As the Yuma, Ariz., lettuce season begins, growers there will be following new food safety standards after an industry-led massive effort dug into the possible causes of an E. coli outbreak linked to Yuma romaine.
FDA officials looking into the source of the cyclospora in McDonald’s salads found two samples of U.S.-grown romaine with the parasites, although they weren’t connected to the outbreak attributed to the salads.
The Food and Drug Administration’s investigation into the source of an outbreak of cyclosporiasis from McDonald’s salads continues, with a focus on distributors and growers of romaine and carrots in the salads.
The Food and Drug Administration is urging the produce industry and various organizations studying how E. coli came into contact with romaine grown in Yuma, Ariz., to continue working with the agency on the issue.

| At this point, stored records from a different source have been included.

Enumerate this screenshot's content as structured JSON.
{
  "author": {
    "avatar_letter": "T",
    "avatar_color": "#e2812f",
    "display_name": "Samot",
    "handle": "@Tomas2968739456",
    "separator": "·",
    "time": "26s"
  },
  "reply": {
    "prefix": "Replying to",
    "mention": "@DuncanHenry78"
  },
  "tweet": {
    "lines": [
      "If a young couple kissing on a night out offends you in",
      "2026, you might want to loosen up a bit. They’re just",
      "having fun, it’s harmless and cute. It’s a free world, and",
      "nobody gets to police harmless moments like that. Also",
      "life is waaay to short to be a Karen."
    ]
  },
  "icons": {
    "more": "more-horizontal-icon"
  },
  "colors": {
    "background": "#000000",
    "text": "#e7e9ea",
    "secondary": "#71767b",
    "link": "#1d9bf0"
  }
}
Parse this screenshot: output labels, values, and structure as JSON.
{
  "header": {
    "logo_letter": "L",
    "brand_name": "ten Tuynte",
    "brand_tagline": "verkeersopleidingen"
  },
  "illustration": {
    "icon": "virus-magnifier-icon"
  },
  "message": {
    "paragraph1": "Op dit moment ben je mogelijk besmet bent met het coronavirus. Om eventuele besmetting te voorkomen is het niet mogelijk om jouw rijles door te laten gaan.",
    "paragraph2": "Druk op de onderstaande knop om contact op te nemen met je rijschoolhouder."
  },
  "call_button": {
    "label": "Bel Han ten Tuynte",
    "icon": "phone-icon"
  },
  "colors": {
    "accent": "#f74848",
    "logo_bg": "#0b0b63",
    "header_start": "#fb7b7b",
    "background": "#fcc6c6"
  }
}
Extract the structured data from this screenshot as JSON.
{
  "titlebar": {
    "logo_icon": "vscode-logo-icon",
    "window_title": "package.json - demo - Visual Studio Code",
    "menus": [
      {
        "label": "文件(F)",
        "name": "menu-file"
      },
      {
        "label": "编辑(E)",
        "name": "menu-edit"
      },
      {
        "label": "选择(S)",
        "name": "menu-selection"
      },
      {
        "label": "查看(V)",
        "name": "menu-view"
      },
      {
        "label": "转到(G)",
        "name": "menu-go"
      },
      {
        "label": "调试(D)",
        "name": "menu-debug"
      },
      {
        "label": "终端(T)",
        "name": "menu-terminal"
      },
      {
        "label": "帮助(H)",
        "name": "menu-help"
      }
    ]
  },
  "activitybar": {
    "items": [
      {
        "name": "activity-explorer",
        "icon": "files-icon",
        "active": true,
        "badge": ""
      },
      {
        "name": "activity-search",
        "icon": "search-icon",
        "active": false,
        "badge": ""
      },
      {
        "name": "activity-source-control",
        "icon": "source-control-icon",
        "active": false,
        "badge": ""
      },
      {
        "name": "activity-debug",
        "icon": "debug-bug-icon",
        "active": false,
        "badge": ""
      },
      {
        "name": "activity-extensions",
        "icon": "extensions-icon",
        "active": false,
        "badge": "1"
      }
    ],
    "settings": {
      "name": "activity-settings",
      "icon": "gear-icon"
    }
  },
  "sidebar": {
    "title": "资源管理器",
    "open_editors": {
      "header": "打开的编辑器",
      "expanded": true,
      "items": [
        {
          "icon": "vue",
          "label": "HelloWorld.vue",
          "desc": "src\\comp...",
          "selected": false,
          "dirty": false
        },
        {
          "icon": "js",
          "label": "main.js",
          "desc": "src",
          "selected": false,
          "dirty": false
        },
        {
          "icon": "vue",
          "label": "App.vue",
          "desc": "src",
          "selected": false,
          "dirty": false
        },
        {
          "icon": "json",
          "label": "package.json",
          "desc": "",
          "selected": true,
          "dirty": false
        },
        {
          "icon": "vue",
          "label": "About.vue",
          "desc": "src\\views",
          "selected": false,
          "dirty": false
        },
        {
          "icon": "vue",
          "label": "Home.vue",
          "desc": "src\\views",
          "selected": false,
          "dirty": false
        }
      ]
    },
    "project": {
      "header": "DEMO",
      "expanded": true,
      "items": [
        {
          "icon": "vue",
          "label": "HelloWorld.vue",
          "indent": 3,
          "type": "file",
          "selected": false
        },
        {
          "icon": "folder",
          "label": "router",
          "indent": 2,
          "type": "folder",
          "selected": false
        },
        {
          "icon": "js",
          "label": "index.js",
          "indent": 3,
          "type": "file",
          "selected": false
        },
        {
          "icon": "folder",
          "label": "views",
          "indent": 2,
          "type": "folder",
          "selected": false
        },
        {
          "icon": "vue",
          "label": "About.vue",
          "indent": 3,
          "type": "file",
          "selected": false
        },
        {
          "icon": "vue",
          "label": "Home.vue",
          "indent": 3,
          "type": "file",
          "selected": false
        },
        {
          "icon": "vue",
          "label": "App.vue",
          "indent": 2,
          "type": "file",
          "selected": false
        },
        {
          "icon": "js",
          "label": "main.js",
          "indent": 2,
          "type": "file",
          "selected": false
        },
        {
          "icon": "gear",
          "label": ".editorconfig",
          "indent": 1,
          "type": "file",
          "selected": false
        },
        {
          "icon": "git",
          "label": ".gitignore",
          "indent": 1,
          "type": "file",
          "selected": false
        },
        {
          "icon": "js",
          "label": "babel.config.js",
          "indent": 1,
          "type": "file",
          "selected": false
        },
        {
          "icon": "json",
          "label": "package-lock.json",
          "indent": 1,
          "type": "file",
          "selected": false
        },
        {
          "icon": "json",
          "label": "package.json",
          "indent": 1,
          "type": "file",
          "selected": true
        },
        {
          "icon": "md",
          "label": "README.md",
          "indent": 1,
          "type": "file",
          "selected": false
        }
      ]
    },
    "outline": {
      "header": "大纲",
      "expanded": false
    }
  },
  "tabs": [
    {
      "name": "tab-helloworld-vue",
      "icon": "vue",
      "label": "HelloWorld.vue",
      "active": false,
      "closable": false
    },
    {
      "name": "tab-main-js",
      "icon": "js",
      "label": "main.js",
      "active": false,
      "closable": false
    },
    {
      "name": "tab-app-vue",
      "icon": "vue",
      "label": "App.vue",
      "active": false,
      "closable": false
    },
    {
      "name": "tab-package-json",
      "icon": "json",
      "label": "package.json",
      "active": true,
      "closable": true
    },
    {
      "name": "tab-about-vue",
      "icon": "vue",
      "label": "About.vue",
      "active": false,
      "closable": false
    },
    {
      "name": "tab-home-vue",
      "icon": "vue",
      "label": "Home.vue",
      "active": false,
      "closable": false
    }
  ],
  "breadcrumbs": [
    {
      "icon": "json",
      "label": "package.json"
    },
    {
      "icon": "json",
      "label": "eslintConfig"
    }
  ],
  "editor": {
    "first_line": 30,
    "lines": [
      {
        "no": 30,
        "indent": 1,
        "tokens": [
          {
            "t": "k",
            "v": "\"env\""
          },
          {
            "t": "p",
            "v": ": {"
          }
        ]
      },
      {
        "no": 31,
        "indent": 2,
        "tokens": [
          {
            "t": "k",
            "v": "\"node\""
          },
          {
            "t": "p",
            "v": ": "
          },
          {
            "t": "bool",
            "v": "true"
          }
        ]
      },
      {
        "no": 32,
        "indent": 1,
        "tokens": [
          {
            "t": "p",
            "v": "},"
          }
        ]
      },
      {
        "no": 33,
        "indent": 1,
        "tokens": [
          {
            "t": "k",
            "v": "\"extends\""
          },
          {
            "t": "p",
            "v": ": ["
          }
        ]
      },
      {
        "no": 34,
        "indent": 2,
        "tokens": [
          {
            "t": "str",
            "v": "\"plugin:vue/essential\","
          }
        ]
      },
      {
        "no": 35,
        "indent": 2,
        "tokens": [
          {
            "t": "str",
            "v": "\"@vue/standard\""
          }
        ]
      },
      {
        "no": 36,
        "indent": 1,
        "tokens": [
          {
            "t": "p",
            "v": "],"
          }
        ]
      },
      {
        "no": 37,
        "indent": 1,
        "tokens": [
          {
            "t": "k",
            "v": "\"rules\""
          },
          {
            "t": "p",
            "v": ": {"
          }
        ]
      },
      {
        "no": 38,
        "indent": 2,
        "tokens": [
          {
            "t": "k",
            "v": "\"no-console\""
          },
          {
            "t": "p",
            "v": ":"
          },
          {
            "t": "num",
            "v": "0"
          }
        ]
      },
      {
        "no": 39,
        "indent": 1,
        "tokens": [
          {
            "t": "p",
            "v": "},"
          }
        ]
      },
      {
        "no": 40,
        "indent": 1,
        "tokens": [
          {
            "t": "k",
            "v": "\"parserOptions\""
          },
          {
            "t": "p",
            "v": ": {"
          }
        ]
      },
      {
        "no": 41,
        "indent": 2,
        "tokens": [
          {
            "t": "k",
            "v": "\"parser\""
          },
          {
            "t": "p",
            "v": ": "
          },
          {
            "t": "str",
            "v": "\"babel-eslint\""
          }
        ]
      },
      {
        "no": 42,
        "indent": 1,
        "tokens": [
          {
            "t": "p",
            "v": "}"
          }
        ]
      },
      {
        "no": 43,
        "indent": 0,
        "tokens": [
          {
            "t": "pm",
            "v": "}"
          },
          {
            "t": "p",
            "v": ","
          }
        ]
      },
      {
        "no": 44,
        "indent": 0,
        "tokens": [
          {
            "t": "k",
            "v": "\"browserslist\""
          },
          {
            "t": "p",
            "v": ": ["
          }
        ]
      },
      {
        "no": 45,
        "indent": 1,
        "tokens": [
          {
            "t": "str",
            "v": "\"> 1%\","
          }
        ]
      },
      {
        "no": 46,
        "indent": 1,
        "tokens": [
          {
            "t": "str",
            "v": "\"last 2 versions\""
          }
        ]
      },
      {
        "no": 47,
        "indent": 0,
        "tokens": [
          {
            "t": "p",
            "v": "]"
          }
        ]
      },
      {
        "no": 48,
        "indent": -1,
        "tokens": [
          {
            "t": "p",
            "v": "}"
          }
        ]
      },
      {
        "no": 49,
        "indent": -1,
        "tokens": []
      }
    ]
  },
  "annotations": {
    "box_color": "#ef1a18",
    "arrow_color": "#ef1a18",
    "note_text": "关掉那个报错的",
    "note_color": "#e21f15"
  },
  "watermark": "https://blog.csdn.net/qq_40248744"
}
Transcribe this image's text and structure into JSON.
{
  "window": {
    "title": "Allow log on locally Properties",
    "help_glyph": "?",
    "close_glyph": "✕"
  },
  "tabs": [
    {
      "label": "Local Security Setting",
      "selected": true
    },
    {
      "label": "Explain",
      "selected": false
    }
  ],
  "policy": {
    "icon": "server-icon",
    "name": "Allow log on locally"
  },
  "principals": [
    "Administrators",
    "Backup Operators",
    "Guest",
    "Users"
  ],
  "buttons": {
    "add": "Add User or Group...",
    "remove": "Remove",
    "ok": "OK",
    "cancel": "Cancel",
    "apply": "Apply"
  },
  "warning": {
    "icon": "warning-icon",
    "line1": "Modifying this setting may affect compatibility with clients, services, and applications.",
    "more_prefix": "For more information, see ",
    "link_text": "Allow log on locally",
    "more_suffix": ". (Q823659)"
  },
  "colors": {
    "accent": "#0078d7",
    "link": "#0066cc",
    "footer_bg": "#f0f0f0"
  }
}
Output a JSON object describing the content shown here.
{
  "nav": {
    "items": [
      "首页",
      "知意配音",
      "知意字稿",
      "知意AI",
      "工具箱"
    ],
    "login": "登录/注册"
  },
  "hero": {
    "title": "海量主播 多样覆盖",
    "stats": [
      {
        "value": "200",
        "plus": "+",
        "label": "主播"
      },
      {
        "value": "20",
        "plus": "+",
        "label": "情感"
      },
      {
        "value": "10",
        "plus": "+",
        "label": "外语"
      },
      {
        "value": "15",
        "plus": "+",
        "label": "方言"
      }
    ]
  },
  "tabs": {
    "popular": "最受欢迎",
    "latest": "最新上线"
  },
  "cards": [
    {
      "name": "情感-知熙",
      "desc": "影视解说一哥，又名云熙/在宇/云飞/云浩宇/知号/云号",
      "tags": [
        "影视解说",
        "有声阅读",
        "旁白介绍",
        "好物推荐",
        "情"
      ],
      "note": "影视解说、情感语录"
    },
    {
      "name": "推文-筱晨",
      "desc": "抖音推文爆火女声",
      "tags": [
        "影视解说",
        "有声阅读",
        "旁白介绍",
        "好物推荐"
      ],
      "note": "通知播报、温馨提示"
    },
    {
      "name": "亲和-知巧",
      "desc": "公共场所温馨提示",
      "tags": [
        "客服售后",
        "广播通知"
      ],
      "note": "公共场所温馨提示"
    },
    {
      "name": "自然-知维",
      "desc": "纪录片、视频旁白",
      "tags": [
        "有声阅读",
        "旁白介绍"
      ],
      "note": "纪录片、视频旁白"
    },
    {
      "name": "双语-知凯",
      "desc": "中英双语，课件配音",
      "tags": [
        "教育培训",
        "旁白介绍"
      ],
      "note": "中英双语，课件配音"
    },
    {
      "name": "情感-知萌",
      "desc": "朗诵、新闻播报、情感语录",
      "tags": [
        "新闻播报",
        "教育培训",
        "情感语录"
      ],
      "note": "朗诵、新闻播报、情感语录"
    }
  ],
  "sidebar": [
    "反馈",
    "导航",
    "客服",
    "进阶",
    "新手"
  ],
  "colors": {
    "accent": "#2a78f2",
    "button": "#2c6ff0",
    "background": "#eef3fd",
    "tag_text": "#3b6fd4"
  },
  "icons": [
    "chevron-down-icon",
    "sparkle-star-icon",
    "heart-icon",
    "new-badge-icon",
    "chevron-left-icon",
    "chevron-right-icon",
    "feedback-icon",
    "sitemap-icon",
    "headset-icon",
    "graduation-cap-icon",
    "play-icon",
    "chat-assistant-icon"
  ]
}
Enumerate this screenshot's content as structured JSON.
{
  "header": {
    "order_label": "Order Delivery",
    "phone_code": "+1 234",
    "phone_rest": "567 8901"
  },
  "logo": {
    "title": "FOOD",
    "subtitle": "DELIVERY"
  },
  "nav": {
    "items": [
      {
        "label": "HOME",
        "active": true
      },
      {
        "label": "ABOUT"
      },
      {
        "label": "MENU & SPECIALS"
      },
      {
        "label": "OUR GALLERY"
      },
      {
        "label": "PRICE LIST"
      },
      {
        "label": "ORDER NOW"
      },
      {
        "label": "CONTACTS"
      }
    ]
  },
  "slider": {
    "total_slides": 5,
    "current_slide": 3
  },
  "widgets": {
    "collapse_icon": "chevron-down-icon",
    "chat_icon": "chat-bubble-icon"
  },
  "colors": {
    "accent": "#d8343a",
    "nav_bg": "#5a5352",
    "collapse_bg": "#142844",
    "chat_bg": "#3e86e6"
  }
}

A springtime outbreak tied to romaine lettuce, along with erratic weather in California, rising freight rates and the usual competition from regional deals presented a challenge for California leaf and lettuce growers.
A wave of illnesses traced to a Brevard, N.C., McDonald’s restaurant is norovirus, and the county health department said it’s not related to a multi-state outbreak from cyclospora in the fast food chain’s salads.
Two weeks after nearly 3,000 McDonald’s pulled salads from Fresh Express in connection with cyclospora parasite infections, the salad company recalled deli wraps and salads for retail containing chopped romaine.